As outlined in its submission, DCA believes the current framework of the Act which aims to prevent racial discrimination and vilification and offers an avenue of redress for complainants, is one which has worked well over a number of decades. We believe it strikes an appropriate balance between the rights of individuals to live free from racial discrimination and vilification and the need for free speech in the community, and is one that business is experienced in working with.
In its consultation with members, DCA found that:
- More than two thirds (69%) of DCA members who responded to the survey were not supportive of changes to sections 18C or 18D of the Racial Discrimination Act.
- Only 8% of respondents felt that the current Act was not fulfilling its obligations to protect people from vilification.
- More than half of respondents (59%) agreed that changes to section 18C of the Racial Discrimination Act could impact more on some groups of people than others, some of whom are currently experiencing higher levels of discrimination than in past, according to recent research.
- The majority of respondents (54%) were not supportive of any significant shift in the way that complaints are handled by the Australian Human Rights Commission.
Employers and governments play an important role in promoting a cohesive multicultural society. Australian businesses are very aware of the importance of a culturally diverse workforce and of providing workplaces which are free from cultural bias, discrimination and vilification. In fact, there is a clear and compelling business case for doing so. Unfortunately, our own research echoes other studies that show racism is still a problem in the workplace and needs to be addressed.

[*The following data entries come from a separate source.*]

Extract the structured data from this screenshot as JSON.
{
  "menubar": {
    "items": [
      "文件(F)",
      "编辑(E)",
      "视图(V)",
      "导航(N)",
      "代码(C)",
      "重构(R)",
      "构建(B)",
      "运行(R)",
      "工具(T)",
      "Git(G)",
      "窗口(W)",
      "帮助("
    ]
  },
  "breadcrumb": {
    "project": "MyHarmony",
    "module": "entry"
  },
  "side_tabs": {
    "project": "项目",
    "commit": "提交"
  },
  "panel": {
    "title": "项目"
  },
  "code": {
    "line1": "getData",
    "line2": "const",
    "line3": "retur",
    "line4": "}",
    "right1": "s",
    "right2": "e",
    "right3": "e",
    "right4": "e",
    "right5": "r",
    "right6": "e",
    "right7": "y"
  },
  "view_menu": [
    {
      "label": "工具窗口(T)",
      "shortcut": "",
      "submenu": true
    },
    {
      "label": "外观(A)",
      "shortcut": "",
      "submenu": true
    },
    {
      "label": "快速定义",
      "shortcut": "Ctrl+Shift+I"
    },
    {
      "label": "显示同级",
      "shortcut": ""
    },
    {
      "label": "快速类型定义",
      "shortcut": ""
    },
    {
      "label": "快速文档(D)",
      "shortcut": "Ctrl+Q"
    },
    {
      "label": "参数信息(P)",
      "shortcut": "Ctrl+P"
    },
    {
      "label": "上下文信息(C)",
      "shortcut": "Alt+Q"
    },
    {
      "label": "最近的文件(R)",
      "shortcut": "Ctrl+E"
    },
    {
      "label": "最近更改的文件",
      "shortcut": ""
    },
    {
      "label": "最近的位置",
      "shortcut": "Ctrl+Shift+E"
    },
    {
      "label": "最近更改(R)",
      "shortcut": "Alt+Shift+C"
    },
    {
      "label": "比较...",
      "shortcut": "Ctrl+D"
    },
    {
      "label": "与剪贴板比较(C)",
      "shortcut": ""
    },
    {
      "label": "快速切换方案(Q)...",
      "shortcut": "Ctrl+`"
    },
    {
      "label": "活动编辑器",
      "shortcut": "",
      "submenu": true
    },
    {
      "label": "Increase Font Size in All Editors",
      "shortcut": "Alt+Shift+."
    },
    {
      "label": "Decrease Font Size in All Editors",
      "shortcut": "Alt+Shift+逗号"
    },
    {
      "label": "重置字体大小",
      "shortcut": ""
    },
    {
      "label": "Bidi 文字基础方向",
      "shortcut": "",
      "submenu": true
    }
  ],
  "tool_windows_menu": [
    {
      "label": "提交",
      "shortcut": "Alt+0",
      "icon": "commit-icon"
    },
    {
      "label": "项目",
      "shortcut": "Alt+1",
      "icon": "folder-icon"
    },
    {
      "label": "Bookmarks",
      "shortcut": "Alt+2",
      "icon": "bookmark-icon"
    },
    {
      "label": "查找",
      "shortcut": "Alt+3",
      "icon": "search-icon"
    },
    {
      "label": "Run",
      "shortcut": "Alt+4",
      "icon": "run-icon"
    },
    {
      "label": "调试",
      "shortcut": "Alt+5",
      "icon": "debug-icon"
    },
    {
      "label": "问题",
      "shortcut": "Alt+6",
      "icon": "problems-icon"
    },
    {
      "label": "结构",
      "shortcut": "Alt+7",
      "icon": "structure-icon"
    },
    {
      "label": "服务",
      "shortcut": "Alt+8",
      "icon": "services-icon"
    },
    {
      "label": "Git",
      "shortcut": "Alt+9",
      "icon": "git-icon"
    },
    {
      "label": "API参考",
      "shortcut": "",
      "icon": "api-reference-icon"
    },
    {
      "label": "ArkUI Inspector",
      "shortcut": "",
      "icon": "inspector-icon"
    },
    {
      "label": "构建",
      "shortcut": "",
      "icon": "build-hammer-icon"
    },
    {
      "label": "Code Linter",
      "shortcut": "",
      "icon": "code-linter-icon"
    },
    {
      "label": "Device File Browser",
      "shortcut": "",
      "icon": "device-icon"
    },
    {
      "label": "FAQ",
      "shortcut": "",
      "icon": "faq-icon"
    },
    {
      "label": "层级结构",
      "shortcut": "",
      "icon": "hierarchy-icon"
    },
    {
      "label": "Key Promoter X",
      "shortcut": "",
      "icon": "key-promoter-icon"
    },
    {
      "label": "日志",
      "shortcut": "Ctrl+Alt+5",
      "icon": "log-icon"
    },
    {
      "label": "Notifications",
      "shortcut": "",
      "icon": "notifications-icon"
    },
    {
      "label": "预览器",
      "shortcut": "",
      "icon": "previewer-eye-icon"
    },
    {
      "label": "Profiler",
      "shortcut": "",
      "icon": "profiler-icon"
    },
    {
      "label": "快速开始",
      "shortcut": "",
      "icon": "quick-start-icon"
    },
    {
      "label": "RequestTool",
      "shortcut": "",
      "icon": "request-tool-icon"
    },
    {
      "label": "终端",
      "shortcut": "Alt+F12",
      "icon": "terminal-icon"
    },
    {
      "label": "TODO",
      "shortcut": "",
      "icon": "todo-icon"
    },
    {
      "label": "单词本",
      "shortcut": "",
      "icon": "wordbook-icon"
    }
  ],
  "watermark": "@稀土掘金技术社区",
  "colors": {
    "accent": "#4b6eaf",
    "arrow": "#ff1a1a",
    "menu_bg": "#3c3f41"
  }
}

Messages conveyed to the community, including businesses, by Government policy and legislation are a critical element of creating a culture which supports a society free of racism and promotes cultural diversity.
Changing the Racial Discrimination Act would send a negative message about the type of behaviour that is now acceptable in the community, and this will inevitably have a flow on effect into the workplace.